University of California, Los Angeles (UCLA), UCLA Public Health Scholars Training Program

Anou Vang

1st Place: Anou Vang

Project Title: Addressing Mental Health Within Black, Indigenous, and People of Color (BIPOC) in Higher Education

Mentor: Anthony Reyes

Project Placement: Community Health Councils

Project Details: Anou interned with Community Health Councils (CHC), a non-profit that has been at the forefront of systems change work to eliminate disparities in health and well-being. Today, CHC’s work falls under healthcare systems, economic resiliency, and community resiliency. They also run the Social Change Institute in partnership with community leaders representing non-profits, youth advocacy groups, community residents, and grassroots organizations to collectively build equitable systems and sustainable movements. Anou was instrumental in community engagement efforts and in the planning of an in-person summit. She was on the front line with residents, took the lead on several efforts, and always contributed valuable feedback. Anou’s health equity group was responsible for facilitating a group discussion on the topic of Mental Health and Substance Use as it relates to public health. Alongside her peers, she presented on the topic as well as co-hosted a panel of professionals working in the field of mental health and harm reduction. Her group health equity project, presented at the CDC Showcase, explored solutions to improve the mental health within Black, Indigenous, and People of Color (BIPOC) in higher education settings.

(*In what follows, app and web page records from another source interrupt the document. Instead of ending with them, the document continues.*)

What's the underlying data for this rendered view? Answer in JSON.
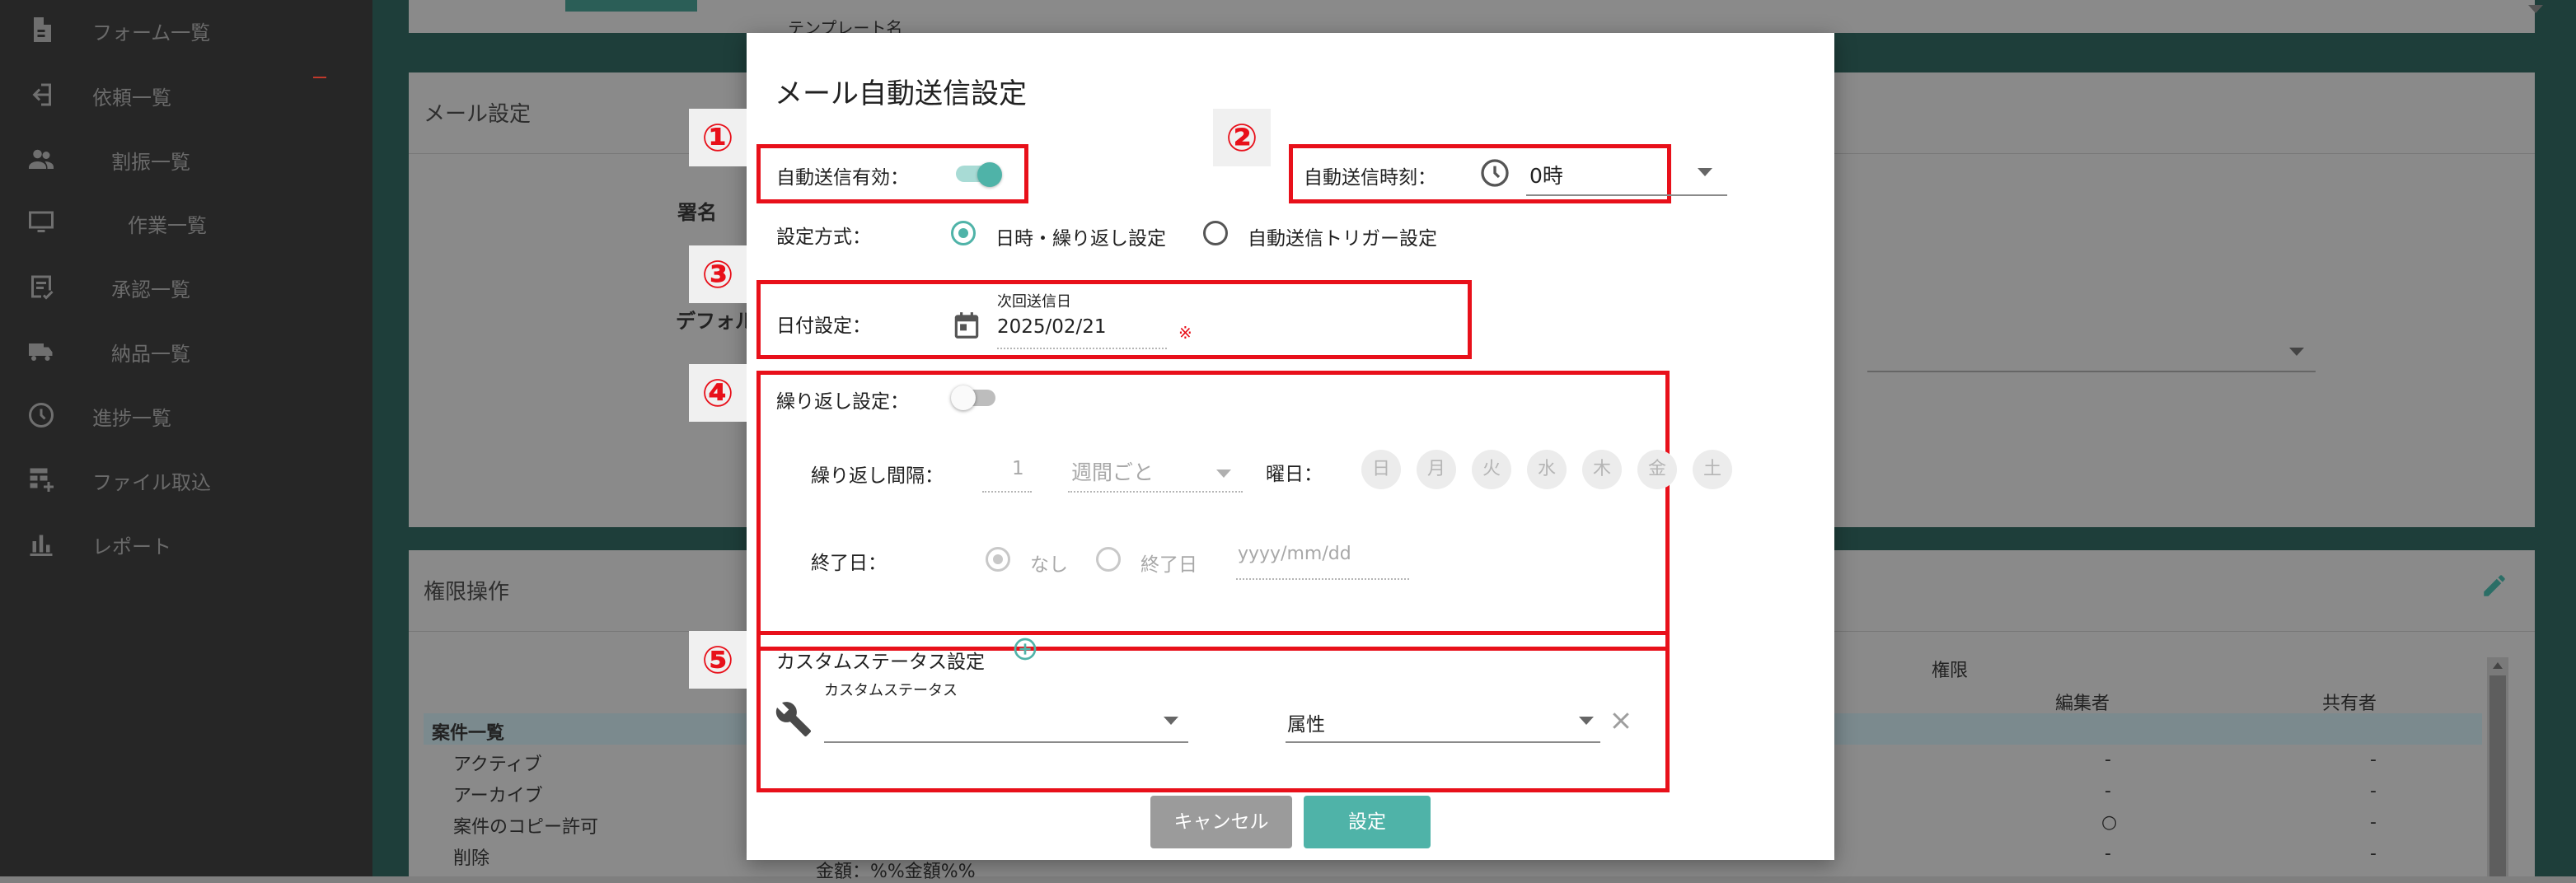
{
  "sidebar": {
    "items": [
      {
        "label": "フォーム一覧",
        "icon": "document-icon"
      },
      {
        "label": "依頼一覧",
        "icon": "login-icon"
      },
      {
        "label": "割振一覧",
        "icon": "people-icon"
      },
      {
        "label": "作業一覧",
        "icon": "monitor-icon"
      },
      {
        "label": "承認一覧",
        "icon": "approval-icon"
      },
      {
        "label": "納品一覧",
        "icon": "truck-icon"
      },
      {
        "label": "進捗一覧",
        "icon": "history-icon"
      },
      {
        "label": "ファイル取込",
        "icon": "table-add-icon"
      },
      {
        "label": "レポート",
        "icon": "bar-chart-icon"
      }
    ]
  },
  "background": {
    "template_name_label": "テンプレート名",
    "mail_settings_title": "メール設定",
    "signature_label": "署名",
    "default_label": "デフォル",
    "permissions_title": "権限操作",
    "table": {
      "group_header": "権限",
      "columns": [
        "編集者",
        "共有者"
      ],
      "section": "案件一覧",
      "rows": [
        {
          "label": "アクティブ",
          "editor": "-",
          "sharer": "-"
        },
        {
          "label": "アーカイブ",
          "editor": "-",
          "sharer": "-"
        },
        {
          "label": "案件のコピー許可",
          "editor": "○",
          "sharer": "-"
        },
        {
          "label": "削除",
          "editor": "-",
          "sharer": "-"
        }
      ],
      "footer_text": "金額：%%金額%%"
    }
  },
  "modal": {
    "title": "メール自動送信設定",
    "badges": [
      "①",
      "②",
      "③",
      "④",
      "⑤"
    ],
    "auto_send_enabled_label": "自動送信有効：",
    "auto_send_enabled": true,
    "auto_send_time_label": "自動送信時刻：",
    "auto_send_time_value": "0時",
    "method_label": "設定方式：",
    "method_options": [
      "日時・繰り返し設定",
      "自動送信トリガー設定"
    ],
    "method_selected": 0,
    "date_setting_label": "日付設定：",
    "next_send_date_label": "次回送信日",
    "next_send_date_value": "2025/02/21",
    "required_mark": "※",
    "repeat_label": "繰り返し設定：",
    "repeat_enabled": false,
    "repeat_interval_label": "繰り返し間隔：",
    "repeat_interval_value": "1",
    "repeat_unit": "週間ごと",
    "weekday_label": "曜日：",
    "weekdays": [
      "日",
      "月",
      "火",
      "水",
      "木",
      "金",
      "土"
    ],
    "end_date_label": "終了日：",
    "end_date_options": [
      "なし",
      "終了日"
    ],
    "end_date_selected": 0,
    "end_date_placeholder": "yyyy/mm/dd",
    "custom_status_title": "カスタムステータス設定",
    "custom_status_field_label": "カスタムステータス",
    "attribute_placeholder": "属性",
    "cancel_label": "キャンセル",
    "submit_label": "設定",
    "accent_color": "#4fb3a8",
    "highlight_color": "#e8101a"
  }
}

Honorable Mentions: Monia Zein and Adeline Rosales

Award Criteria and Information

Criteria

Williams-Hutchins Health Equity Award candidates will be evaluated and selected by their program based on one of the following criteria:

  • Exceptional performance, including work factors such as quality, productivity, timeliness, cost reduction, or improved service to the public
  • Exemplary actions, including special projects, overcoming unusual or difficult circumstances, or problem-solving using extraordinary methods or insight
  • Efficient and courteous service, unusual initiative in developing new approaches or procedures, innovations that improve effectiveness, creative work on a specific project, efforts beyond the call of duty and beyond the scope of the position.

Notification

The announcement of Williams-Hutchins award recipient(s) occurs at the end of the summer experience.

Recognition

Each award recipient receives a certificate. Their project is highlighted on the Office of Minority Health and Health Equity webpage and in the Health Equity Matters Newsletter the following fall, prior to the announcement of the CUPS summer application deadline.

Information

For questions about the Williams-Hutchins Health Equity Award and criteria, please contact omhhe@cdc.gov.

About Walter Williams

Walter Williams, MD, MPH

Walter Williams, MD, MPH, FACPM (CAPT, USPHS, Ret.) began his career at CDC in 1981 as an Epidemic Intelligence Service (EIS) officer with the Hospital Infections Program in the National Center for Infectious Diseases. Williams held a number of leadership positions during his career at CDC, including serving as director of Office of Minority Health/Office of Minority Health and Health Disparities (1998-2010). He holds the distinction of being the first African American to complete a 30-year career as a US Public Health Service Officer at CDC.

About Sonja S. Hutchins

Sonja S. Hutchins, MD, MPH, DrPH, FACPM

Sonja S. Hutchins, MD, MPH, DrPH, FACPM joined CDC as an EIS officer in 1986 with the Division of Immunization. While with OMHHE, Hutchins served as acting associate director for science; associate director for medical science; and senior medical advisor and lead for OMHHE’s public health preparedness and response activities. She was the first African American female to enter the EIS program and complete a 30-year career as a Commissioned Corps Officer in the US Public Health Service at CDC. Hutchins retired on June 1, 2017.